→ **TASK GOAL**
Line for line, return the data exactly, omitting all pictures.

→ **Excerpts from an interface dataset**

== Segment start ==

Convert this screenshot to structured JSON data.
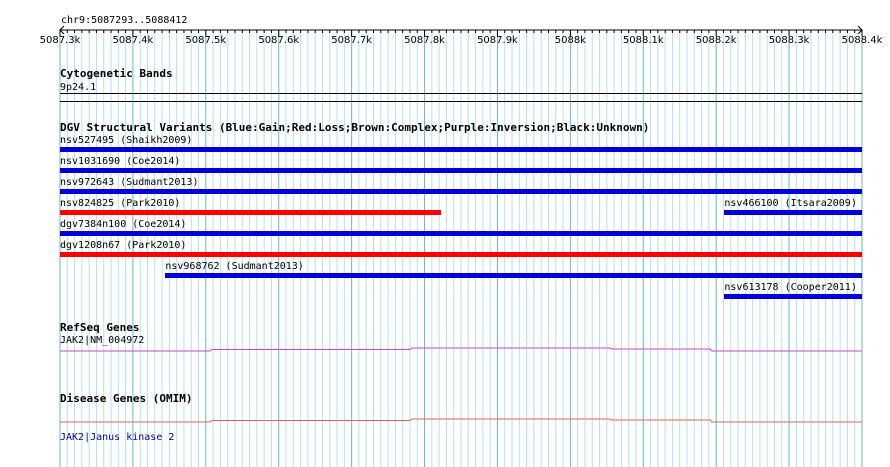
{
  "ruler": {
    "range_label": "chr9:5087293..5088412",
    "ticks": [
      "5087.3k",
      "5087.4k",
      "5087.5k",
      "5087.6k",
      "5087.7k",
      "5087.8k",
      "5087.9k",
      "5088k",
      "5088.1k",
      "5088.2k",
      "5088.3k",
      "5088.4k"
    ],
    "start": 5087293,
    "end": 5088412
  },
  "tracks": {
    "cytoband": {
      "title": "Cytogenetic Bands",
      "band": "9p24.1"
    },
    "dgv": {
      "title": "DGV Structural Variants (Blue:Gain;Red:Loss;Brown:Complex;Purple:Inversion;Black:Unknown)",
      "colors": {
        "gain": "#0000dd",
        "loss": "#ff0000"
      },
      "variants": [
        {
          "label": "nsv527495 (Shaikh2009)",
          "type": "gain",
          "start": 5087293,
          "end": 5088412
        },
        {
          "label": "nsv1031690 (Coe2014)",
          "type": "gain",
          "start": 5087293,
          "end": 5088412
        },
        {
          "label": "nsv972643 (Sudmant2013)",
          "type": "gain",
          "start": 5087293,
          "end": 5088412
        },
        {
          "label": "nsv824825 (Park2010)",
          "type": "loss",
          "start": 5087293,
          "end": 5087824
        },
        {
          "label": "nsv466100 (Itsara2009)",
          "type": "gain",
          "start": 5088220,
          "end": 5088412
        },
        {
          "label": "dgv7384n100 (Coe2014)",
          "type": "gain",
          "start": 5087293,
          "end": 5088412
        },
        {
          "label": "dgv1208n67 (Park2010)",
          "type": "loss",
          "start": 5087293,
          "end": 5088412
        },
        {
          "label": "nsv968762 (Sudmant2013)",
          "type": "gain",
          "start": 5087440,
          "end": 5088412
        },
        {
          "label": "nsv613178 (Cooper2011)",
          "type": "gain",
          "start": 5088220,
          "end": 5088412
        }
      ]
    },
    "refseq": {
      "title": "RefSeq Genes",
      "gene": "JAK2|NM_004972",
      "color": "#cc44cc"
    },
    "omim": {
      "title": "Disease Genes (OMIM)",
      "gene": "JAK2|Janus kinase 2",
      "color": "#dd6655",
      "gene_color": "#000099"
    }
  }
}
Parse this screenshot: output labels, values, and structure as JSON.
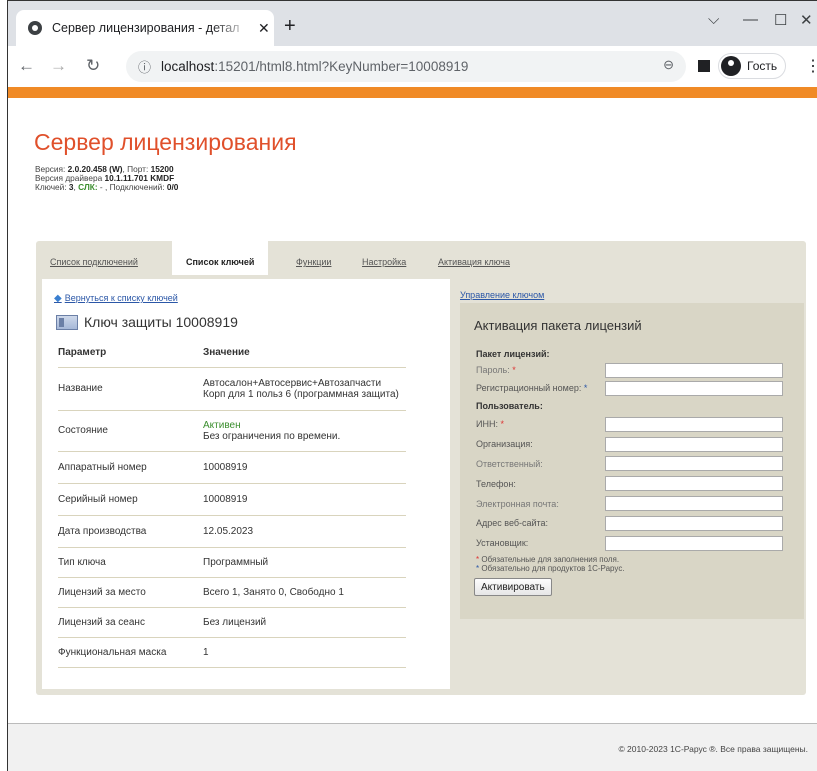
{
  "browser": {
    "tab_title": "Сервер лицензирования - детал",
    "tab_close": "✕",
    "new_tab": "+",
    "url_host": "localhost",
    "url_rest": ":15201/html8.html?KeyNumber=10008919",
    "profile_label": "Гость",
    "icons": [
      "globe-icon",
      "back-icon",
      "forward-icon",
      "reload-icon",
      "info-icon",
      "zoom-icon",
      "side-panel-icon",
      "avatar-icon",
      "menu-icon"
    ]
  },
  "header": {
    "title": "Сервер лицензирования",
    "version_label": "Версия: ",
    "version_value": "2.0.20.458 (W)",
    "port_label": ", Порт: ",
    "port_value": "15200",
    "driver_label": "Версия драйвера ",
    "driver_value": "10.1.11.701 KMDF",
    "keys_label": "Ключей: ",
    "keys_value": "3",
    "slk_label": "СЛК:",
    "slk_value": " - ",
    "conn_label": ", Подключений: ",
    "conn_value": "0/0"
  },
  "tabs": [
    {
      "label": "Список подключений"
    },
    {
      "label": "Список ключей"
    },
    {
      "label": "Функции"
    },
    {
      "label": "Настройка"
    },
    {
      "label": "Активация ключа"
    }
  ],
  "left": {
    "back_link": "Вернуться к списку ключей",
    "key_title": "Ключ защиты 10008919",
    "col_param": "Параметр",
    "col_value": "Значение",
    "rows": [
      {
        "k": "Название",
        "v": "Автосалон+Автосервис+Автозапчасти Корп для 1 польз 6 (программная защита)"
      },
      {
        "k": "Состояние",
        "v_status": "Активен",
        "v": "Без ограничения по времени."
      },
      {
        "k": "Аппаратный номер",
        "v": "10008919"
      },
      {
        "k": "Серийный номер",
        "v": "10008919"
      },
      {
        "k": "Дата производства",
        "v": "12.05.2023"
      },
      {
        "k": "Тип ключа",
        "v": "Программный"
      },
      {
        "k": "Лицензий за место",
        "v": "Всего 1, Занято 0, Свободно 1"
      },
      {
        "k": "Лицензий за сеанс",
        "v": "Без лицензий"
      },
      {
        "k": "Функциональная маска",
        "v": "1"
      }
    ]
  },
  "right": {
    "manage_link": "Управление ключом",
    "title": "Активация пакета лицензий",
    "section_package": "Пакет лицензий:",
    "password": "Пароль:",
    "reg_number": "Регистрационный номер:",
    "section_user": "Пользователь:",
    "inn": "ИНН:",
    "org": "Организация:",
    "responsible": "Ответственный:",
    "phone": "Телефон:",
    "email": "Электронная почта:",
    "website": "Адрес веб-сайта:",
    "installer": "Установщик:",
    "required_mark": "*",
    "note1": "Обязательные для заполнения поля.",
    "note2": "Обязательно для продуктов 1С-Рарус.",
    "button": "Активировать"
  },
  "footer": {
    "copyright": "© 2010-2023 1С-Рарус ®. Все права защищены."
  }
}
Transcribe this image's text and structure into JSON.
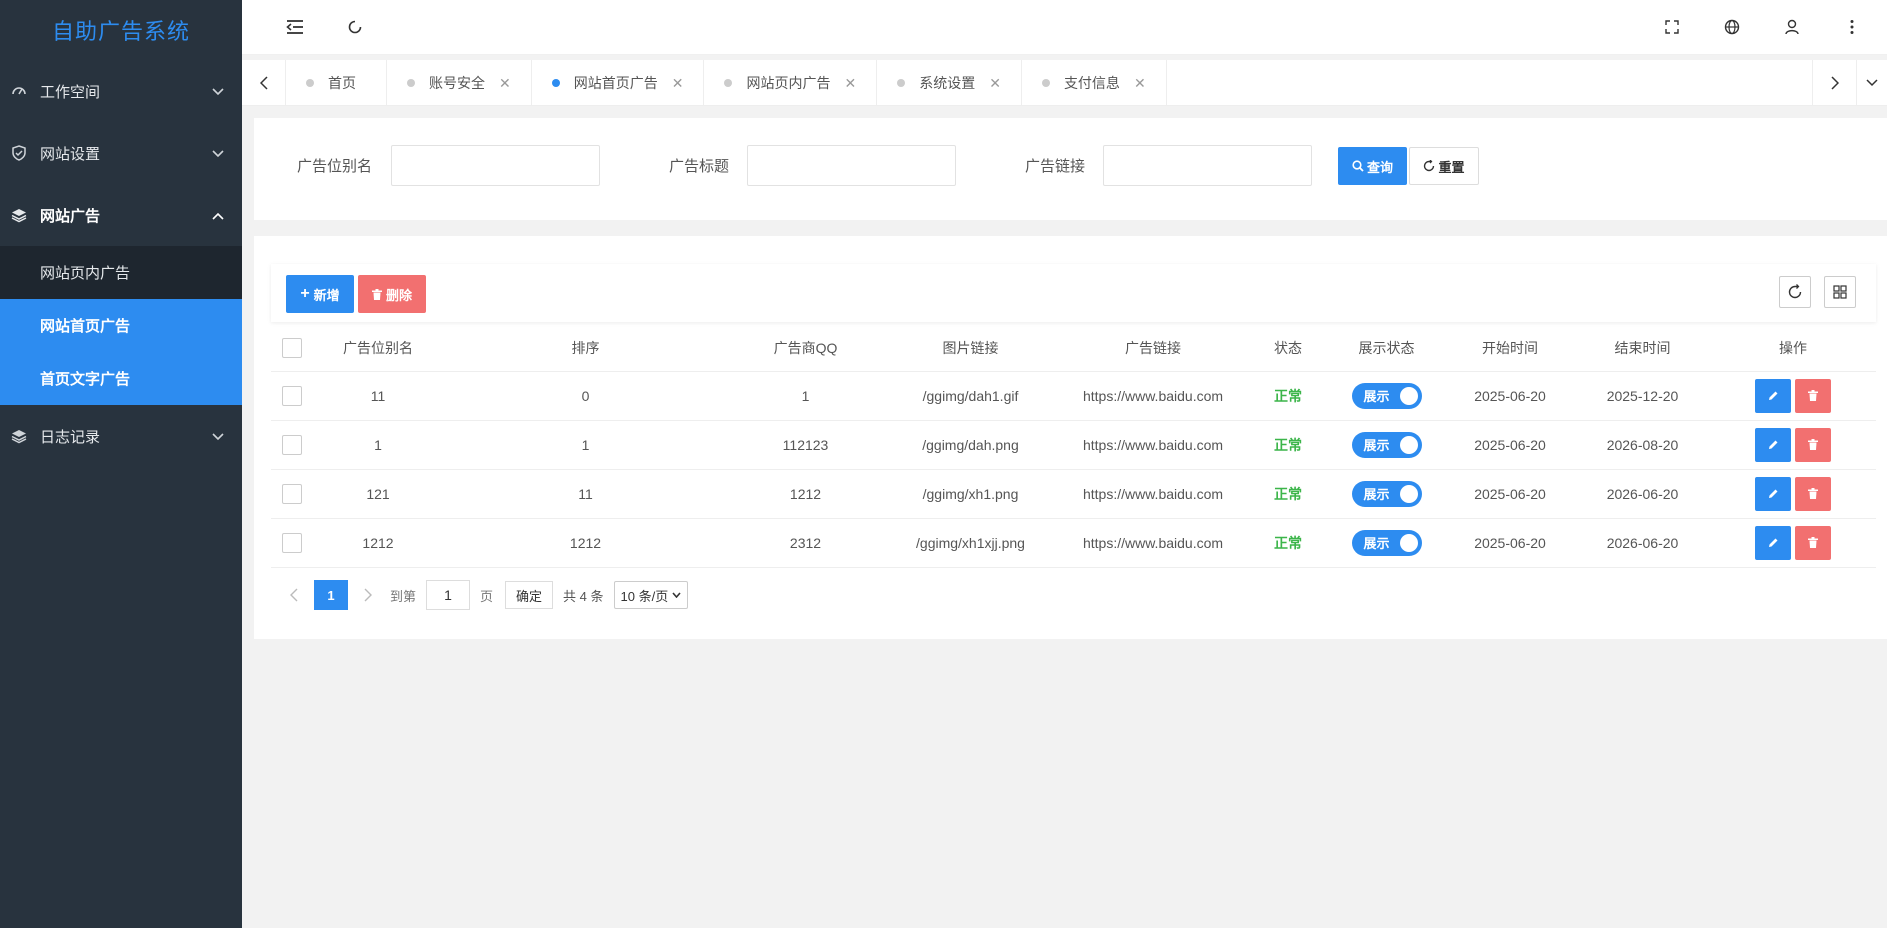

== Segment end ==

→ **REPLY TO THE EXERCISE**
Convert this screenshot to structured JSON data.
{
  "ruler": {
    "range_label": "chr9:5087293..5088412",
    "ticks": [
      "5087.3k",
      "5087.4k",
      "5087.5k",
      "5087.6k",
      "5087.7k",
      "5087.8k",
      "5087.9k",
      "5088k",
      "5088.1k",
      "5088.2k",
      "5088.3k",
      "5088.4k"
    ],
    "start": 5087293,
    "end": 5088412
  },
  "tracks": {
    "cytoband": {
      "title": "Cytogenetic Bands",
      "band": "9p24.1"
    },
    "dgv": {
      "title": "DGV Structural Variants (Blue:Gain;Red:Loss;Brown:Complex;Purple:Inversion;Black:Unknown)",
      "colors": {
        "gain": "#0000dd",
        "loss": "#ff0000"
      },
      "variants": [
        {
          "label": "nsv527495 (Shaikh2009)",
          "type": "gain",
          "start": 5087293,
          "end": 5088412
        },
        {
          "label": "nsv1031690 (Coe2014)",
          "type": "gain",
          "start": 5087293,
          "end": 5088412
        },
        {
          "label": "nsv972643 (Sudmant2013)",
          "type": "gain",
          "start": 5087293,
          "end": 5088412
        },
        {
          "label": "nsv824825 (Park2010)",
          "type": "loss",
          "start": 5087293,
          "end": 5087824
        },
        {
          "label": "nsv466100 (Itsara2009)",
          "type": "gain",
          "start": 5088220,
          "end": 5088412
        },
        {
          "label": "dgv7384n100 (Coe2014)",
          "type": "gain",
          "start": 5087293,
          "end": 5088412
        },
        {
          "label": "dgv1208n67 (Park2010)",
          "type": "loss",
          "start": 5087293,
          "end": 5088412
        },
        {
          "label": "nsv968762 (Sudmant2013)",
          "type": "gain",
          "start": 5087440,
          "end": 5088412
        },
        {
          "label": "nsv613178 (Cooper2011)",
          "type": "gain",
          "start": 5088220,
          "end": 5088412
        }
      ]
    },
    "refseq": {
      "title": "RefSeq Genes",
      "gene": "JAK2|NM_004972",
      "color": "#cc44cc"
    },
    "omim": {
      "title": "Disease Genes (OMIM)",
      "gene": "JAK2|Janus kinase 2",
      "color": "#dd6655",
      "gene_color": "#000099"
    }
  }
}
Parse this screenshot: output labels, values, and structure as JSON.
{
  "browser": {
    "tab_title": "Сервер лицензирования - детал",
    "tab_close": "✕",
    "new_tab": "+",
    "url_host": "localhost",
    "url_rest": ":15201/html8.html?KeyNumber=10008919",
    "profile_label": "Гость",
    "icons": [
      "globe-icon",
      "back-icon",
      "forward-icon",
      "reload-icon",
      "info-icon",
      "zoom-icon",
      "side-panel-icon",
      "avatar-icon",
      "menu-icon"
    ]
  },
  "header": {
    "title": "Сервер лицензирования",
    "version_label": "Версия: ",
    "version_value": "2.0.20.458 (W)",
    "port_label": ", Порт: ",
    "port_value": "15200",
    "driver_label": "Версия драйвера ",
    "driver_value": "10.1.11.701 KMDF",
    "keys_label": "Ключей: ",
    "keys_value": "3",
    "slk_label": "СЛК:",
    "slk_value": " - ",
    "conn_label": ", Подключений: ",
    "conn_value": "0/0"
  },
  "tabs": [
    {
      "label": "Список подключений"
    },
    {
      "label": "Список ключей"
    },
    {
      "label": "Функции"
    },
    {
      "label": "Настройка"
    },
    {
      "label": "Активация ключа"
    }
  ],
  "left": {
    "back_link": "Вернуться к списку ключей",
    "key_title": "Ключ защиты 10008919",
    "col_param": "Параметр",
    "col_value": "Значение",
    "rows": [
      {
        "k": "Название",
        "v": "Автосалон+Автосервис+Автозапчасти Корп для 1 польз 6 (программная защита)"
      },
      {
        "k": "Состояние",
        "v_status": "Активен",
        "v": "Без ограничения по времени."
      },
      {
        "k": "Аппаратный номер",
        "v": "10008919"
      },
      {
        "k": "Серийный номер",
        "v": "10008919"
      },
      {
        "k": "Дата производства",
        "v": "12.05.2023"
      },
      {
        "k": "Тип ключа",
        "v": "Программный"
      },
      {
        "k": "Лицензий за место",
        "v": "Всего 1, Занято 0, Свободно 1"
      },
      {
        "k": "Лицензий за сеанс",
        "v": "Без лицензий"
      },
      {
        "k": "Функциональная маска",
        "v": "1"
      }
    ]
  },
  "right": {
    "manage_link": "Управление ключом",
    "title": "Активация пакета лицензий",
    "section_package": "Пакет лицензий:",
    "password": "Пароль:",
    "reg_number": "Регистрационный номер:",
    "section_user": "Пользователь:",
    "inn": "ИНН:",
    "org": "Организация:",
    "responsible": "Ответственный:",
    "phone": "Телефон:",
    "email": "Электронная почта:",
    "website": "Адрес веб-сайта:",
    "installer": "Установщик:",
    "required_mark": "*",
    "note1": "Обязательные для заполнения поля.",
    "note2": "Обязательно для продуктов 1С-Рарус.",
    "button": "Активировать"
  },
  "footer": {
    "copyright": "© 2010-2023 1С-Рарус ®. Все права защищены."
  }
}
Transcribe this image's text and structure into JSON.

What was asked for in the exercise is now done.